The answer my friend, is blowing in the Wynn's
up to €200,000 to mange their former portfolios on behalf of the agency.
Actually let's pause for a moment and reflect on that, and the curious train of events that have brought us to this state-owned yet wonderfully opaque station:
1) Property Developers drive up the market by rampant speculation, leading to a drastic increase in residential property prices that leaves thousands of households in serious debt when the bubble bursts.
2) Anglo Irish Bank lends these developers billions of Euro to fuel this bubble, when the bubble bursts Anglo collapses and Fianna Fail and the ECB transfer Anglo's debt to the public purse through the ill-conceived bank guarantee scheme to protect German and French holders of Anglo bonds.
3) Fianna Fail establish NAMA to transfer the bad debts from Anglo and other financial institutions to a single asset management agency, the banks get to effectively write off these bad debts which are now part of the public purse.
4) In order to pay for Anglo, NAMA and the rescue of other financial institutions, Fianna Fail borrows billions and hands over economic sovereignty to the Troika of the IMF, EU and ECB (the same ECB that insisted that no Irish bank be allowed to fail) and ushers in decades of austerity measures (don't forget, €3.1 Billion in Anglo Promissory Notes is still due to be paid on March 31st, it hasn't gone away just because Bertie has been hogging all the headlines).
5) NAMA hires 120 of the developers who broke the banks, caused the property crash and burdened generations of future Irish men and women with a crippling debt, to manage their former property portfolios until such time in the mythical future when property prices have risen sufficiently to allow for a return on the State's investment, all for salaries of between €70,000 and €200,000 per year, paid for by the public purse.
You should be.

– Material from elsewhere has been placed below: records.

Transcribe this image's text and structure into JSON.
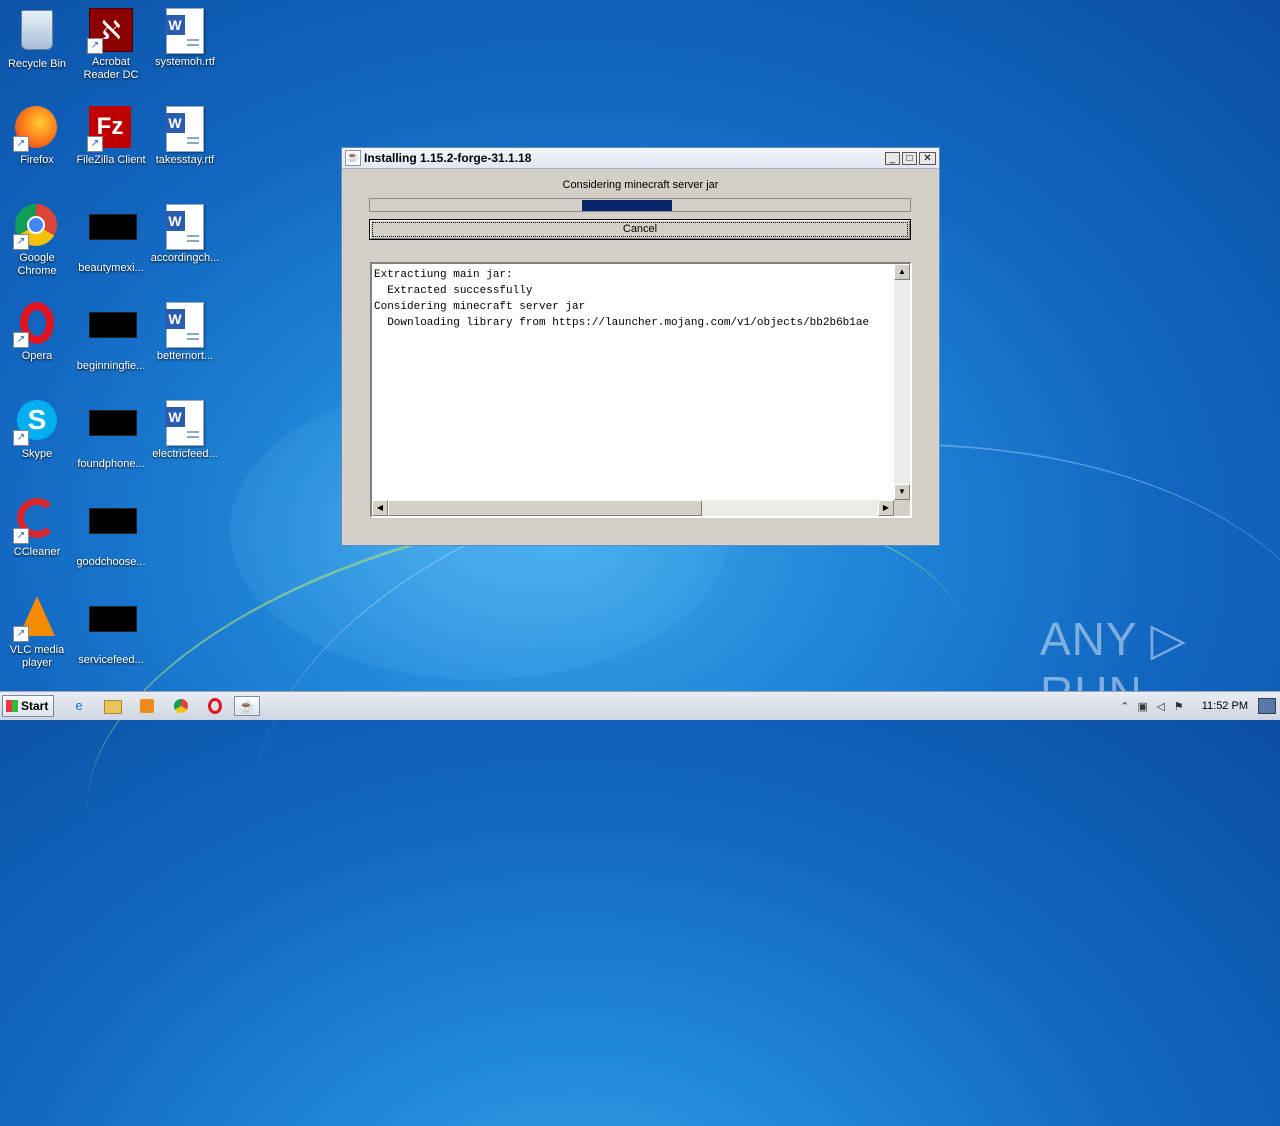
{
  "desktop": {
    "icons": [
      {
        "label": "Recycle Bin",
        "icon": "recycle-bin-icon"
      },
      {
        "label": "Acrobat Reader DC",
        "icon": "acrobat-icon"
      },
      {
        "label": "systemoh.rtf",
        "icon": "word-doc-icon"
      },
      {
        "label": "Firefox",
        "icon": "firefox-icon"
      },
      {
        "label": "FileZilla Client",
        "icon": "filezilla-icon"
      },
      {
        "label": "takesstay.rtf",
        "icon": "word-doc-icon"
      },
      {
        "label": "Google Chrome",
        "icon": "chrome-icon"
      },
      {
        "label": "beautymexi...",
        "icon": "black-file-icon"
      },
      {
        "label": "accordingch...",
        "icon": "word-doc-icon"
      },
      {
        "label": "Opera",
        "icon": "opera-icon"
      },
      {
        "label": "beginningfie...",
        "icon": "black-file-icon"
      },
      {
        "label": "betternort...",
        "icon": "word-doc-icon"
      },
      {
        "label": "Skype",
        "icon": "skype-icon"
      },
      {
        "label": "foundphone...",
        "icon": "black-file-icon"
      },
      {
        "label": "electricfeed...",
        "icon": "word-doc-icon"
      },
      {
        "label": "CCleaner",
        "icon": "ccleaner-icon"
      },
      {
        "label": "goodchoose...",
        "icon": "black-file-icon"
      },
      {
        "label": "VLC media player",
        "icon": "vlc-icon"
      },
      {
        "label": "servicefeed...",
        "icon": "black-file-icon"
      }
    ]
  },
  "window": {
    "title": "Installing 1.15.2-forge-31.1.18",
    "status": "Considering minecraft server jar",
    "cancel_label": "Cancel",
    "log": "Extractiung main jar:\n  Extracted successfully\nConsidering minecraft server jar\n  Downloading library from https://launcher.mojang.com/v1/objects/bb2b6b1ae",
    "buttons": {
      "minimize": "_",
      "maximize": "□",
      "close": "✕"
    }
  },
  "watermark": "ANY ▷ RUN",
  "taskbar": {
    "start_label": "Start",
    "clock": "11:52 PM",
    "items": [
      "ie-icon",
      "explorer-icon",
      "media-player-icon",
      "chrome-icon",
      "opera-icon",
      "java-installer-icon"
    ]
  },
  "colors": {
    "progress": "#0a246a",
    "title_bg": "#e1e8f2"
  }
}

#UnlockNAMA, the group behind January's one day repurposing of a NAMA-managed building on Great Strand Street, are holding a public meeting this Thursday night (29th March) in Wynn's Hotel on Abbey Street in Dublin's City Centre at 7pm. Economist Michael Taft from the union UNITE will be speaking, as will historian and author Conor McCabe (who, incidentally, will also be a panelist on tonight's #VinB show talking about the Mahon Tribunal report). During the January event McCabe gave an excellent overview of the property crash and NAMA's involvement in continuing to fuel rampant speculation in this post-crash period, and is always an entertaining speaker. Michael Taft is one of the foremost voices of progressive economic dissent (along with Tom McDonnell of TASC), and is always a great source of hard numbers analysis for refuting the governmental mantra of "there is no alternative", and as the evening's main speaker will be talking on 'The Politics of Debt'.
Folks from #UnlockNAMA will also be on hand to talk about their own ongoing campaign aimed at opening up NAMA through increased transparency, and allowing the citizenry greater access to the assets that they have paid for by making NAMA properties available for social and community use. If you want to know more about the reality behind NAMA, and what you can do to oppose it, do come along.
If you can't be there most likely I will be sending tweets from the event (follow me @unkiedave), while hoping to avoid another live perp walk on RTE.